=== RECORDS SUPPLIED ===

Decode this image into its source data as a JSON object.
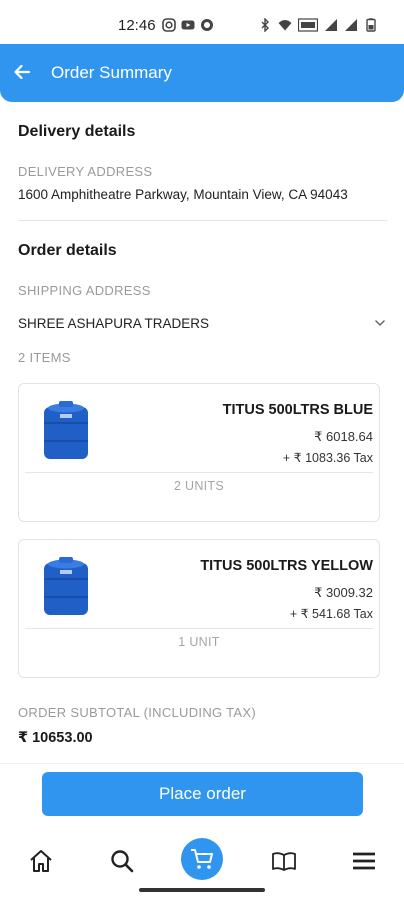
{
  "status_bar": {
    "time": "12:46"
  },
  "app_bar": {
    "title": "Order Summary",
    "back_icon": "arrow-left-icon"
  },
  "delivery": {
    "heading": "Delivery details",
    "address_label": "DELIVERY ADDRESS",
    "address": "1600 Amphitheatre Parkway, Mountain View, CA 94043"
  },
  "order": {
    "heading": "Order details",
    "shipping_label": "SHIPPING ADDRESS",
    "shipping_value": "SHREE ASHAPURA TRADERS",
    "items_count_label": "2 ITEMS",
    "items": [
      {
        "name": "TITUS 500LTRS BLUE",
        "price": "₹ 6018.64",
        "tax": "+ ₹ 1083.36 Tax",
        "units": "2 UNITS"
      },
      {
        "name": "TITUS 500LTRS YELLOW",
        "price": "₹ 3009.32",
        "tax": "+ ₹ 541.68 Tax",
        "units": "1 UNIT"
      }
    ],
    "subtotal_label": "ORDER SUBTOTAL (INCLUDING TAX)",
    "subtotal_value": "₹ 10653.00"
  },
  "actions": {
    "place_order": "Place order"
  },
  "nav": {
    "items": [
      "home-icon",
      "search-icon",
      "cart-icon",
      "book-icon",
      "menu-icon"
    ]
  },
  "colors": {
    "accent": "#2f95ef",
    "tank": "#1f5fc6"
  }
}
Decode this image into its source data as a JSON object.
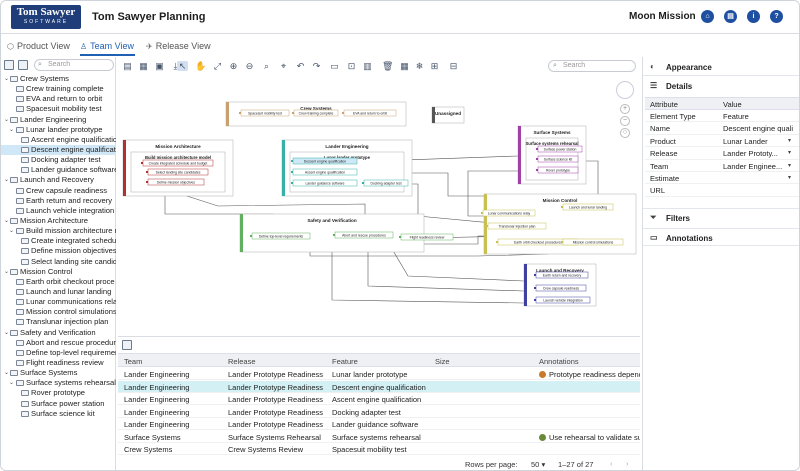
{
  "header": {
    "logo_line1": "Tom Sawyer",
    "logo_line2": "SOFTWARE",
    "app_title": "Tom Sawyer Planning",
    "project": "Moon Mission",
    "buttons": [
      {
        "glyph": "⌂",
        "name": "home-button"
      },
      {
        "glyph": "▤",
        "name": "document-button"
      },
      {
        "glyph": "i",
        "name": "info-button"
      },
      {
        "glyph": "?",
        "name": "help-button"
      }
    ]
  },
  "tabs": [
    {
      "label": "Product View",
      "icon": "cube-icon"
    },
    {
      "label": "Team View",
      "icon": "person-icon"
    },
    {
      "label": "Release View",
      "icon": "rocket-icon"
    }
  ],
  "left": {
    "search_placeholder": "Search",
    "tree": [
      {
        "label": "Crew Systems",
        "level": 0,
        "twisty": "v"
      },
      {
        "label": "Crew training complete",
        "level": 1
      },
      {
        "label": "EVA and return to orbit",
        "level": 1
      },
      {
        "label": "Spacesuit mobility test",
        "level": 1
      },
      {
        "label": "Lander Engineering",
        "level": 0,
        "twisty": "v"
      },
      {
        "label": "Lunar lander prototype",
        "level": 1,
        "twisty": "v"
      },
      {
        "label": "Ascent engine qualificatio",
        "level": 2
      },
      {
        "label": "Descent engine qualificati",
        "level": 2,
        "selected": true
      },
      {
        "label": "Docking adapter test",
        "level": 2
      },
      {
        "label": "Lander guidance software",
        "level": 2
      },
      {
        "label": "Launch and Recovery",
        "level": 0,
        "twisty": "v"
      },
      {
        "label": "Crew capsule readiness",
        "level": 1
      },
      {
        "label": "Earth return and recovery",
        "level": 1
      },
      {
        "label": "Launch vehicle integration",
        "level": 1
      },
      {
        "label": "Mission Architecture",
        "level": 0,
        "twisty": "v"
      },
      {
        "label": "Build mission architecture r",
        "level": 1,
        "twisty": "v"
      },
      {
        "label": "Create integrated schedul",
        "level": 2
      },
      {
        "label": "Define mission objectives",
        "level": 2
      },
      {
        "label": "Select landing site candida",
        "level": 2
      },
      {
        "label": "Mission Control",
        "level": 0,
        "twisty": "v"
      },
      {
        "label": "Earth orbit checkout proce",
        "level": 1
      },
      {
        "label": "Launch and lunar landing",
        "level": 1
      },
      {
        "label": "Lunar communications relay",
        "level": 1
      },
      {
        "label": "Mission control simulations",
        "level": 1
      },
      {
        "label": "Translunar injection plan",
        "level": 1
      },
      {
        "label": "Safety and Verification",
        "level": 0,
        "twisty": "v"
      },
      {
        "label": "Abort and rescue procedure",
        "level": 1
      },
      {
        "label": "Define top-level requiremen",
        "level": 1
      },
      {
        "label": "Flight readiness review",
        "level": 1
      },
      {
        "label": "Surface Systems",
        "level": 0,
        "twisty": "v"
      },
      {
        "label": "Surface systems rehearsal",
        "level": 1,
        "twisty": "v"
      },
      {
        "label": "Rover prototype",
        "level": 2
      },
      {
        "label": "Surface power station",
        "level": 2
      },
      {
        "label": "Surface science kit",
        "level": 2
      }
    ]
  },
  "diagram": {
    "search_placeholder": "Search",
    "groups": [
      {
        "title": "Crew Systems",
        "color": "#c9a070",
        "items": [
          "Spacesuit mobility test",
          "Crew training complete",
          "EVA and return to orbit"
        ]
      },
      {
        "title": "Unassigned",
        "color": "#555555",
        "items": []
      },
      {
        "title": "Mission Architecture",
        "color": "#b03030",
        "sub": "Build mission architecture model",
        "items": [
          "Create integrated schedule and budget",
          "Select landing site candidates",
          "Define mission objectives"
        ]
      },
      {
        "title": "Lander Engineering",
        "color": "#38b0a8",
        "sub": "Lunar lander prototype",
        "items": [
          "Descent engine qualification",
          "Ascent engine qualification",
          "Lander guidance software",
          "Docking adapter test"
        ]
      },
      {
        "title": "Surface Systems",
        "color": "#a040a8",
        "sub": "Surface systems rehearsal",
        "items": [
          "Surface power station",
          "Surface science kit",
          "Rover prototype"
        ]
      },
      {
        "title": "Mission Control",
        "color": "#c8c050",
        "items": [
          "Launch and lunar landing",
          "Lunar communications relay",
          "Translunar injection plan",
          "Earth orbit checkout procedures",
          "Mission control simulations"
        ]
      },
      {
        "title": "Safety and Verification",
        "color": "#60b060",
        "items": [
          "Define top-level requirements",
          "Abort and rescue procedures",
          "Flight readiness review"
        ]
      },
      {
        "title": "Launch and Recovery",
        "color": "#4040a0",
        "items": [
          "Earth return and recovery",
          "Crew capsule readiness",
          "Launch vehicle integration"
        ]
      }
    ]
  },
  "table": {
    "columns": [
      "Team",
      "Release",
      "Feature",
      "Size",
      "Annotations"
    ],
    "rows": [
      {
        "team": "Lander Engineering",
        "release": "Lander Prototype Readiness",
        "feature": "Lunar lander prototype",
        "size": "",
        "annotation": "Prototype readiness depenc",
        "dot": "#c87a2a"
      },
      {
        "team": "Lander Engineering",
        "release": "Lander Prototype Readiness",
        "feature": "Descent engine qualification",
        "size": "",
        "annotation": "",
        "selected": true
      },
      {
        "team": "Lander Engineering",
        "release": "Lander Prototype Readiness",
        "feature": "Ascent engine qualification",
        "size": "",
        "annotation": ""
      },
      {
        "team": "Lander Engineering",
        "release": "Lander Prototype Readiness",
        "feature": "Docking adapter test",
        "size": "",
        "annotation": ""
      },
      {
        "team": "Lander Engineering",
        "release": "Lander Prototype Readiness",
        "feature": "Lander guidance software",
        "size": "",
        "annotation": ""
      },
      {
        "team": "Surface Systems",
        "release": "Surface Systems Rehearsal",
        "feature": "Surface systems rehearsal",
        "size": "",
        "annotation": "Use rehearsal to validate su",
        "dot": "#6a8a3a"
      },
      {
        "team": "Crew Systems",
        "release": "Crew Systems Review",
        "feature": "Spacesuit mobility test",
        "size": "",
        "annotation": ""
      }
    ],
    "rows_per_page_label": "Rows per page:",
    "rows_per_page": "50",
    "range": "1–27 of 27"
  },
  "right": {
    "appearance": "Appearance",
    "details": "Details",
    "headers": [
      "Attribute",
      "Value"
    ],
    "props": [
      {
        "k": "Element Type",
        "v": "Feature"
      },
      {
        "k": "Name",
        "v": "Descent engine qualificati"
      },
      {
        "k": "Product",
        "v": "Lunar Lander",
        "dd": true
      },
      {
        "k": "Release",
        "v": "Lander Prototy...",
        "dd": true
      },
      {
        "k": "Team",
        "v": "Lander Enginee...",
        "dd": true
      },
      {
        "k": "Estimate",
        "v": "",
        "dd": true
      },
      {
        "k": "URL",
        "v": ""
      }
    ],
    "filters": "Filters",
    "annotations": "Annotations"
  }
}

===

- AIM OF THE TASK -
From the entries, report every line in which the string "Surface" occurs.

- EXERCISE RESPONSE -
        "label": "Surface Systems",
        "label": "Surface systems rehearsal",
        "label": "Surface power station",
        "label": "Surface science kit",
        "title": "Surface Systems",
        "sub": "Surface systems rehearsal",
          "Surface power station",
          "Surface science kit",
        "team": "Surface Systems",
        "release": "Surface Systems Rehearsal",
        "feature": "Surface systems rehearsal",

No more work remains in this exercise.